Raw data:
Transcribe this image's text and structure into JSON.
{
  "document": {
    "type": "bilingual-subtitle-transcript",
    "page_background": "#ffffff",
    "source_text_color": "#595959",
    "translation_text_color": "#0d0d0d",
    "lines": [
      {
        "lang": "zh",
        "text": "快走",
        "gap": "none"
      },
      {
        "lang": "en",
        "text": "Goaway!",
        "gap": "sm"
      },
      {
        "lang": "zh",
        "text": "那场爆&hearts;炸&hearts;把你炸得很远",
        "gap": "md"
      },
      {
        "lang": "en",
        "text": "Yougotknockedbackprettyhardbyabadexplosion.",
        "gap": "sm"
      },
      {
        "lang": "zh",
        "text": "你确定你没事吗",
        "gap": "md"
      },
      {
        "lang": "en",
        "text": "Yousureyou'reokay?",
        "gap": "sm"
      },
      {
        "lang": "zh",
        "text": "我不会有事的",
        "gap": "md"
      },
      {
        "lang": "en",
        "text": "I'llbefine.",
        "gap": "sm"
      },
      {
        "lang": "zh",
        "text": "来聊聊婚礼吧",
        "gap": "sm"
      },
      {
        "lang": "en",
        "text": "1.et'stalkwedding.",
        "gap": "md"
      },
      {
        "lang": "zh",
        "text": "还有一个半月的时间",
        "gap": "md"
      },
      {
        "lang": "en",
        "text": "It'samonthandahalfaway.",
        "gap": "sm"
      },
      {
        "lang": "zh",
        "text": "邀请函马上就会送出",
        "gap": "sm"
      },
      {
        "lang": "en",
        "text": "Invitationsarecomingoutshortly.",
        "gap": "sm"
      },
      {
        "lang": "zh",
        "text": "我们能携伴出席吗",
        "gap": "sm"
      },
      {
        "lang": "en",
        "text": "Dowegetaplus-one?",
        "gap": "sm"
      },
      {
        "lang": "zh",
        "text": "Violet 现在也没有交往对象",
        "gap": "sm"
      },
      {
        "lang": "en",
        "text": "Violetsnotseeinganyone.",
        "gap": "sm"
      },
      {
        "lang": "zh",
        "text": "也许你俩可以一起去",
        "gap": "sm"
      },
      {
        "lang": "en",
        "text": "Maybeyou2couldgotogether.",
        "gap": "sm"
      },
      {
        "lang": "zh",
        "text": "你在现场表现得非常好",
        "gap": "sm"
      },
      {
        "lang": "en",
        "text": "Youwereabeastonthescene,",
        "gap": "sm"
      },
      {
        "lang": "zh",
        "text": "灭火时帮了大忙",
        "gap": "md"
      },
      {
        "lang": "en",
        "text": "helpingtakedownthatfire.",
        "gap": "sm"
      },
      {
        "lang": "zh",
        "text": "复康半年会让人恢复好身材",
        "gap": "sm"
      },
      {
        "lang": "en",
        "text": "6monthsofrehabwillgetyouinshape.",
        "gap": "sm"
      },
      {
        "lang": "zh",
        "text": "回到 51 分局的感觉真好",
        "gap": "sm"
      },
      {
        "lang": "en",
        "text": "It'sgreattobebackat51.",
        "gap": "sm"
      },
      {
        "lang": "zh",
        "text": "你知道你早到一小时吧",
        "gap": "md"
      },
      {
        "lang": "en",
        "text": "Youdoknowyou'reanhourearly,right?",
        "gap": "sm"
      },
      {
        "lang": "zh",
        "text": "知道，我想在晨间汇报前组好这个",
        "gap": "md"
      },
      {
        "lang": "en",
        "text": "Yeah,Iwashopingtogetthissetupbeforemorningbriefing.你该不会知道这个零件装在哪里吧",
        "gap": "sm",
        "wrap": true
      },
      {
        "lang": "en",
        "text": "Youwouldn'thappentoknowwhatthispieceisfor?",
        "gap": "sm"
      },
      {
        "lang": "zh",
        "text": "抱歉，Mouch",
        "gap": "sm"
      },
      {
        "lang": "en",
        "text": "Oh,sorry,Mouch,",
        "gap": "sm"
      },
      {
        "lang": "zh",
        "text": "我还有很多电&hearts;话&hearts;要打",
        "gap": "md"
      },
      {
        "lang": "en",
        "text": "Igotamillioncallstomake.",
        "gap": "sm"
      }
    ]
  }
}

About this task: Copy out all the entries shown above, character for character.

Reply to the exercise:
Transcribe this image's text and structure into JSON.
{
  "document": {
    "type": "bilingual-subtitle-transcript",
    "page_background": "#ffffff",
    "source_text_color": "#595959",
    "translation_text_color": "#0d0d0d",
    "lines": [
      {
        "lang": "zh",
        "text": "快走",
        "gap": "none"
      },
      {
        "lang": "en",
        "text": "Goaway!",
        "gap": "sm"
      },
      {
        "lang": "zh",
        "text": "那场爆&hearts;炸&hearts;把你炸得很远",
        "gap": "md"
      },
      {
        "lang": "en",
        "text": "Yougotknockedbackprettyhardbyabadexplosion.",
        "gap": "sm"
      },
      {
        "lang": "zh",
        "text": "你确定你没事吗",
        "gap": "md"
      },
      {
        "lang": "en",
        "text": "Yousureyou'reokay?",
        "gap": "sm"
      },
      {
        "lang": "zh",
        "text": "我不会有事的",
        "gap": "md"
      },
      {
        "lang": "en",
        "text": "I'llbefine.",
        "gap": "sm"
      },
      {
        "lang": "zh",
        "text": "来聊聊婚礼吧",
        "gap": "sm"
      },
      {
        "lang": "en",
        "text": "1.et'stalkwedding.",
        "gap": "md"
      },
      {
        "lang": "zh",
        "text": "还有一个半月的时间",
        "gap": "md"
      },
      {
        "lang": "en",
        "text": "It'samonthandahalfaway.",
        "gap": "sm"
      },
      {
        "lang": "zh",
        "text": "邀请函马上就会送出",
        "gap": "sm"
      },
      {
        "lang": "en",
        "text": "Invitationsarecomingoutshortly.",
        "gap": "sm"
      },
      {
        "lang": "zh",
        "text": "我们能携伴出席吗",
        "gap": "sm"
      },
      {
        "lang": "en",
        "text": "Dowegetaplus-one?",
        "gap": "sm"
      },
      {
        "lang": "zh",
        "text": "Violet 现在也没有交往对象",
        "gap": "sm"
      },
      {
        "lang": "en",
        "text": "Violetsnotseeinganyone.",
        "gap": "sm"
      },
      {
        "lang": "zh",
        "text": "也许你俩可以一起去",
        "gap": "sm"
      },
      {
        "lang": "en",
        "text": "Maybeyou2couldgotogether.",
        "gap": "sm"
      },
      {
        "lang": "zh",
        "text": "你在现场表现得非常好",
        "gap": "sm"
      },
      {
        "lang": "en",
        "text": "Youwereabeastonthescene,",
        "gap": "sm"
      },
      {
        "lang": "zh",
        "text": "灭火时帮了大忙",
        "gap": "md"
      },
      {
        "lang": "en",
        "text": "helpingtakedownthatfire.",
        "gap": "sm"
      },
      {
        "lang": "zh",
        "text": "复康半年会让人恢复好身材",
        "gap": "sm"
      },
      {
        "lang": "en",
        "text": "6monthsofrehabwillgetyouinshape.",
        "gap": "sm"
      },
      {
        "lang": "zh",
        "text": "回到 51 分局的感觉真好",
        "gap": "sm"
      },
      {
        "lang": "en",
        "text": "It'sgreattobebackat51.",
        "gap": "sm"
      },
      {
        "lang": "zh",
        "text": "你知道你早到一小时吧",
        "gap": "md"
      },
      {
        "lang": "en",
        "text": "Youdoknowyou'reanhourearly,right?",
        "gap": "sm"
      },
      {
        "lang": "zh",
        "text": "知道，我想在晨间汇报前组好这个",
        "gap": "md"
      },
      {
        "lang": "en",
        "text": "Yeah,Iwashopingtogetthissetupbeforemorningbriefing.你该不会知道这个零件装在哪里吧",
        "gap": "sm",
        "wrap": true
      },
      {
        "lang": "en",
        "text": "Youwouldn'thappentoknowwhatthispieceisfor?",
        "gap": "sm"
      },
      {
        "lang": "zh",
        "text": "抱歉，Mouch",
        "gap": "sm"
      },
      {
        "lang": "en",
        "text": "Oh,sorry,Mouch,",
        "gap": "sm"
      },
      {
        "lang": "zh",
        "text": "我还有很多电&hearts;话&hearts;要打",
        "gap": "md"
      },
      {
        "lang": "en",
        "text": "Igotamillioncallstomake.",
        "gap": "sm"
      }
    ]
  }
}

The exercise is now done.